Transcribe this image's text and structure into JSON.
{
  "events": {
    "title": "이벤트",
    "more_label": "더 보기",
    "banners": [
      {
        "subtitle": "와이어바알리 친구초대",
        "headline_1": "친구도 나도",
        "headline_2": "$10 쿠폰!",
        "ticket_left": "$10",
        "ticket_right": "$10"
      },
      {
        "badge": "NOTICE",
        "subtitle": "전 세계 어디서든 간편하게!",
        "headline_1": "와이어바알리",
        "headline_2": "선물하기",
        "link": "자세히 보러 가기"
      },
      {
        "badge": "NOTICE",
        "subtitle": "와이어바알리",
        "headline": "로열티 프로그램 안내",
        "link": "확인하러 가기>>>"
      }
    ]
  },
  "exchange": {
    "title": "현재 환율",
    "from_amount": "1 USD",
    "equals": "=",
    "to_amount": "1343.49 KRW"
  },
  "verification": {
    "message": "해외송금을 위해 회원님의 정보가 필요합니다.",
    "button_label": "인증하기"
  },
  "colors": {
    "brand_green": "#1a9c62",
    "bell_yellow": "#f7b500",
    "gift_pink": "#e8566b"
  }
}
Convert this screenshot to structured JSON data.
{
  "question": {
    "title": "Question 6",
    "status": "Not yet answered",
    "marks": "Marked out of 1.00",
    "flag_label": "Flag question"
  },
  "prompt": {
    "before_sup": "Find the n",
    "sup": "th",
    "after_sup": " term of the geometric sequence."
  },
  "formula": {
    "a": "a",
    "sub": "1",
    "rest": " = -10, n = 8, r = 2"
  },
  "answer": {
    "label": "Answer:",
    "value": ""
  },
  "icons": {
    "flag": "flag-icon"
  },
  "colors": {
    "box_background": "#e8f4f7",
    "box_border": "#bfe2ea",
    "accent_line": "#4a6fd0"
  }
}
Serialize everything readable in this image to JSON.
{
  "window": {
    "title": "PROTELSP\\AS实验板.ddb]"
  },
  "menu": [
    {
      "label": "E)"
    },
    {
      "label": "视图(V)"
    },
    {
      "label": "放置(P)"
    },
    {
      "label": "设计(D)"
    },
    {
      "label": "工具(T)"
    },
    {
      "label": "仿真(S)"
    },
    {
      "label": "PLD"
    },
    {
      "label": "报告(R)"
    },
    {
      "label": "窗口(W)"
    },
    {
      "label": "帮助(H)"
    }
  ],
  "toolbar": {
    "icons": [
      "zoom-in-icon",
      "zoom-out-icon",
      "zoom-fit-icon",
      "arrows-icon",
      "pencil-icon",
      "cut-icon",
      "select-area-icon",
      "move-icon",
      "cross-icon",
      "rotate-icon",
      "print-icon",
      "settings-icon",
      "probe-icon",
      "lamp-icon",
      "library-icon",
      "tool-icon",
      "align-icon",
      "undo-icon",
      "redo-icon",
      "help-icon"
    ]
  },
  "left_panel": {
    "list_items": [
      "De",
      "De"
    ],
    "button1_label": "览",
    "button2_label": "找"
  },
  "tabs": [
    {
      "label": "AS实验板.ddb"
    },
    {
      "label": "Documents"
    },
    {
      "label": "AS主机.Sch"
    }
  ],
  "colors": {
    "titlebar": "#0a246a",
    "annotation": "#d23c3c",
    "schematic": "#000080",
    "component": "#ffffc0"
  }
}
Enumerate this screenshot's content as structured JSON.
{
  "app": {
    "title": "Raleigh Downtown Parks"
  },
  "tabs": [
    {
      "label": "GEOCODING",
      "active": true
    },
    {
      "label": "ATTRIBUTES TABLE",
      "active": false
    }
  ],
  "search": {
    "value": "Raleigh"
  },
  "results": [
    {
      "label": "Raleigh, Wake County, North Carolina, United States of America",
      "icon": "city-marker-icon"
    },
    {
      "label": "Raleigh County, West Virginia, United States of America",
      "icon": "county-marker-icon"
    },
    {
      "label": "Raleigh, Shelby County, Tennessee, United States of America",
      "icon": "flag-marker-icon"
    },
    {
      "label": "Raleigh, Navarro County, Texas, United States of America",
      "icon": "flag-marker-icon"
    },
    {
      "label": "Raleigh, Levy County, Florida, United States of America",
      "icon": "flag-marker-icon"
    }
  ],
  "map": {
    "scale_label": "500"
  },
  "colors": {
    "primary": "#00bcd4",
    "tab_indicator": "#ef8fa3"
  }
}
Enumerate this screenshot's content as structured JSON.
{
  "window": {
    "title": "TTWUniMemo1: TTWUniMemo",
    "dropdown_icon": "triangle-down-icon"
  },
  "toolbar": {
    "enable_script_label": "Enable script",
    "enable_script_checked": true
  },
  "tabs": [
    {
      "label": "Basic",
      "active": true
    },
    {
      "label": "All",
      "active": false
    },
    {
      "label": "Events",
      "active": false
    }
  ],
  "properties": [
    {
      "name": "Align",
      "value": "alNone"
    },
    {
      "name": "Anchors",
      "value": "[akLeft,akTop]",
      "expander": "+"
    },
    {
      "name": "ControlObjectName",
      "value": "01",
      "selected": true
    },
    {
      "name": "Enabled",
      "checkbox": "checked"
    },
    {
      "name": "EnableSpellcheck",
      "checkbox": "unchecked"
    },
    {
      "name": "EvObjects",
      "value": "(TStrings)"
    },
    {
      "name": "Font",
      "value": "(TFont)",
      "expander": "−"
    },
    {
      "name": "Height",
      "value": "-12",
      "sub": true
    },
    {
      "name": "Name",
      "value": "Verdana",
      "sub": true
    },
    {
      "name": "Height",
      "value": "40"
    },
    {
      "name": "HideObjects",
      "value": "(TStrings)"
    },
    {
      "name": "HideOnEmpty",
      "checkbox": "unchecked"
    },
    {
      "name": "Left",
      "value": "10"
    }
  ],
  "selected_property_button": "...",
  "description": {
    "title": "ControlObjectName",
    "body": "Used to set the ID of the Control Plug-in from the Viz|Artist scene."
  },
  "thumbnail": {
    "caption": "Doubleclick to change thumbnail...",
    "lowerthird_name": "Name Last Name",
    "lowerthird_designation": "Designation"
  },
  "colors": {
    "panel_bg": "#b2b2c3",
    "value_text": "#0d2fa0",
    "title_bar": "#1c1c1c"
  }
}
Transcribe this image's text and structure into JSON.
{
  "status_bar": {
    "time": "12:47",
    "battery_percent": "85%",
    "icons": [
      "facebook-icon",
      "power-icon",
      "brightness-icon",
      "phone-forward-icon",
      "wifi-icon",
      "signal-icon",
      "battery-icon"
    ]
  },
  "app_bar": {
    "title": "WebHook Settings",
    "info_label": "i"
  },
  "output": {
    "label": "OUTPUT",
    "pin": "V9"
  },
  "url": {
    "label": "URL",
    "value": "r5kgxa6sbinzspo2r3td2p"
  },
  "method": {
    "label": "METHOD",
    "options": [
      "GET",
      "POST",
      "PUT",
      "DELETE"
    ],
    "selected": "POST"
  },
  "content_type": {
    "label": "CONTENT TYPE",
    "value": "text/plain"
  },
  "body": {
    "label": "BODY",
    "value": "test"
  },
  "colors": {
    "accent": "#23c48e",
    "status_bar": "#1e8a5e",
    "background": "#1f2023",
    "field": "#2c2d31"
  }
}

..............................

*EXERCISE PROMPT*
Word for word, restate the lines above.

*WRITTEN RESPONSE*
Transcribe this image's text and structure into JSON.
{
  "events": {
    "title": "이벤트",
    "more_label": "더 보기",
    "banners": [
      {
        "subtitle": "와이어바알리 친구초대",
        "headline_1": "친구도 나도",
        "headline_2": "$10 쿠폰!",
        "ticket_left": "$10",
        "ticket_right": "$10"
      },
      {
        "badge": "NOTICE",
        "subtitle": "전 세계 어디서든 간편하게!",
        "headline_1": "와이어바알리",
        "headline_2": "선물하기",
        "link": "자세히 보러 가기"
      },
      {
        "badge": "NOTICE",
        "subtitle": "와이어바알리",
        "headline": "로열티 프로그램 안내",
        "link": "확인하러 가기>>>"
      }
    ]
  },
  "exchange": {
    "title": "현재 환율",
    "from_amount": "1 USD",
    "equals": "=",
    "to_amount": "1343.49 KRW"
  },
  "verification": {
    "message": "해외송금을 위해 회원님의 정보가 필요합니다.",
    "button_label": "인증하기"
  },
  "colors": {
    "brand_green": "#1a9c62",
    "bell_yellow": "#f7b500",
    "gift_pink": "#e8566b"
  }
}
Convert this screenshot to structured JSON data.
{
  "question": {
    "title": "Question 6",
    "status": "Not yet answered",
    "marks": "Marked out of 1.00",
    "flag_label": "Flag question"
  },
  "prompt": {
    "before_sup": "Find the n",
    "sup": "th",
    "after_sup": " term of the geometric sequence."
  },
  "formula": {
    "a": "a",
    "sub": "1",
    "rest": " = -10, n = 8, r = 2"
  },
  "answer": {
    "label": "Answer:",
    "value": ""
  },
  "icons": {
    "flag": "flag-icon"
  },
  "colors": {
    "box_background": "#e8f4f7",
    "box_border": "#bfe2ea",
    "accent_line": "#4a6fd0"
  }
}
Serialize everything readable in this image to JSON.
{
  "window": {
    "title": "PROTELSP\\AS实验板.ddb]"
  },
  "menu": [
    {
      "label": "E)"
    },
    {
      "label": "视图(V)"
    },
    {
      "label": "放置(P)"
    },
    {
      "label": "设计(D)"
    },
    {
      "label": "工具(T)"
    },
    {
      "label": "仿真(S)"
    },
    {
      "label": "PLD"
    },
    {
      "label": "报告(R)"
    },
    {
      "label": "窗口(W)"
    },
    {
      "label": "帮助(H)"
    }
  ],
  "toolbar": {
    "icons": [
      "zoom-in-icon",
      "zoom-out-icon",
      "zoom-fit-icon",
      "arrows-icon",
      "pencil-icon",
      "cut-icon",
      "select-area-icon",
      "move-icon",
      "cross-icon",
      "rotate-icon",
      "print-icon",
      "settings-icon",
      "probe-icon",
      "lamp-icon",
      "library-icon",
      "tool-icon",
      "align-icon",
      "undo-icon",
      "redo-icon",
      "help-icon"
    ]
  },
  "left_panel": {
    "list_items": [
      "De",
      "De"
    ],
    "button1_label": "览",
    "button2_label": "找"
  },
  "tabs": [
    {
      "label": "AS实验板.ddb"
    },
    {
      "label": "Documents"
    },
    {
      "label": "AS主机.Sch"
    }
  ],
  "colors": {
    "titlebar": "#0a246a",
    "annotation": "#d23c3c",
    "schematic": "#000080",
    "component": "#ffffc0"
  }
}
Enumerate this screenshot's content as structured JSON.
{
  "app": {
    "title": "Raleigh Downtown Parks"
  },
  "tabs": [
    {
      "label": "GEOCODING",
      "active": true
    },
    {
      "label": "ATTRIBUTES TABLE",
      "active": false
    }
  ],
  "search": {
    "value": "Raleigh"
  },
  "results": [
    {
      "label": "Raleigh, Wake County, North Carolina, United States of America",
      "icon": "city-marker-icon"
    },
    {
      "label": "Raleigh County, West Virginia, United States of America",
      "icon": "county-marker-icon"
    },
    {
      "label": "Raleigh, Shelby County, Tennessee, United States of America",
      "icon": "flag-marker-icon"
    },
    {
      "label": "Raleigh, Navarro County, Texas, United States of America",
      "icon": "flag-marker-icon"
    },
    {
      "label": "Raleigh, Levy County, Florida, United States of America",
      "icon": "flag-marker-icon"
    }
  ],
  "map": {
    "scale_label": "500"
  },
  "colors": {
    "primary": "#00bcd4",
    "tab_indicator": "#ef8fa3"
  }
}
Enumerate this screenshot's content as structured JSON.
{
  "window": {
    "title": "TTWUniMemo1: TTWUniMemo",
    "dropdown_icon": "triangle-down-icon"
  },
  "toolbar": {
    "enable_script_label": "Enable script",
    "enable_script_checked": true
  },
  "tabs": [
    {
      "label": "Basic",
      "active": true
    },
    {
      "label": "All",
      "active": false
    },
    {
      "label": "Events",
      "active": false
    }
  ],
  "properties": [
    {
      "name": "Align",
      "value": "alNone"
    },
    {
      "name": "Anchors",
      "value": "[akLeft,akTop]",
      "expander": "+"
    },
    {
      "name": "ControlObjectName",
      "value": "01",
      "selected": true
    },
    {
      "name": "Enabled",
      "checkbox": "checked"
    },
    {
      "name": "EnableSpellcheck",
      "checkbox": "unchecked"
    },
    {
      "name": "EvObjects",
      "value": "(TStrings)"
    },
    {
      "name": "Font",
      "value": "(TFont)",
      "expander": "−"
    },
    {
      "name": "Height",
      "value": "-12",
      "sub": true
    },
    {
      "name": "Name",
      "value": "Verdana",
      "sub": true
    },
    {
      "name": "Height",
      "value": "40"
    },
    {
      "name": "HideObjects",
      "value": "(TStrings)"
    },
    {
      "name": "HideOnEmpty",
      "checkbox": "unchecked"
    },
    {
      "name": "Left",
      "value": "10"
    }
  ],
  "selected_property_button": "...",
  "description": {
    "title": "ControlObjectName",
    "body": "Used to set the ID of the Control Plug-in from the Viz|Artist scene."
  },
  "thumbnail": {
    "caption": "Doubleclick to change thumbnail...",
    "lowerthird_name": "Name Last Name",
    "lowerthird_designation": "Designation"
  },
  "colors": {
    "panel_bg": "#b2b2c3",
    "value_text": "#0d2fa0",
    "title_bar": "#1c1c1c"
  }
}
Transcribe this image's text and structure into JSON.
{
  "status_bar": {
    "time": "12:47",
    "battery_percent": "85%",
    "icons": [
      "facebook-icon",
      "power-icon",
      "brightness-icon",
      "phone-forward-icon",
      "wifi-icon",
      "signal-icon",
      "battery-icon"
    ]
  },
  "app_bar": {
    "title": "WebHook Settings",
    "info_label": "i"
  },
  "output": {
    "label": "OUTPUT",
    "pin": "V9"
  },
  "url": {
    "label": "URL",
    "value": "r5kgxa6sbinzspo2r3td2p"
  },
  "method": {
    "label": "METHOD",
    "options": [
      "GET",
      "POST",
      "PUT",
      "DELETE"
    ],
    "selected": "POST"
  },
  "content_type": {
    "label": "CONTENT TYPE",
    "value": "text/plain"
  },
  "body": {
    "label": "BODY",
    "value": "test"
  },
  "colors": {
    "accent": "#23c48e",
    "status_bar": "#1e8a5e",
    "background": "#1f2023",
    "field": "#2c2d31"
  }
}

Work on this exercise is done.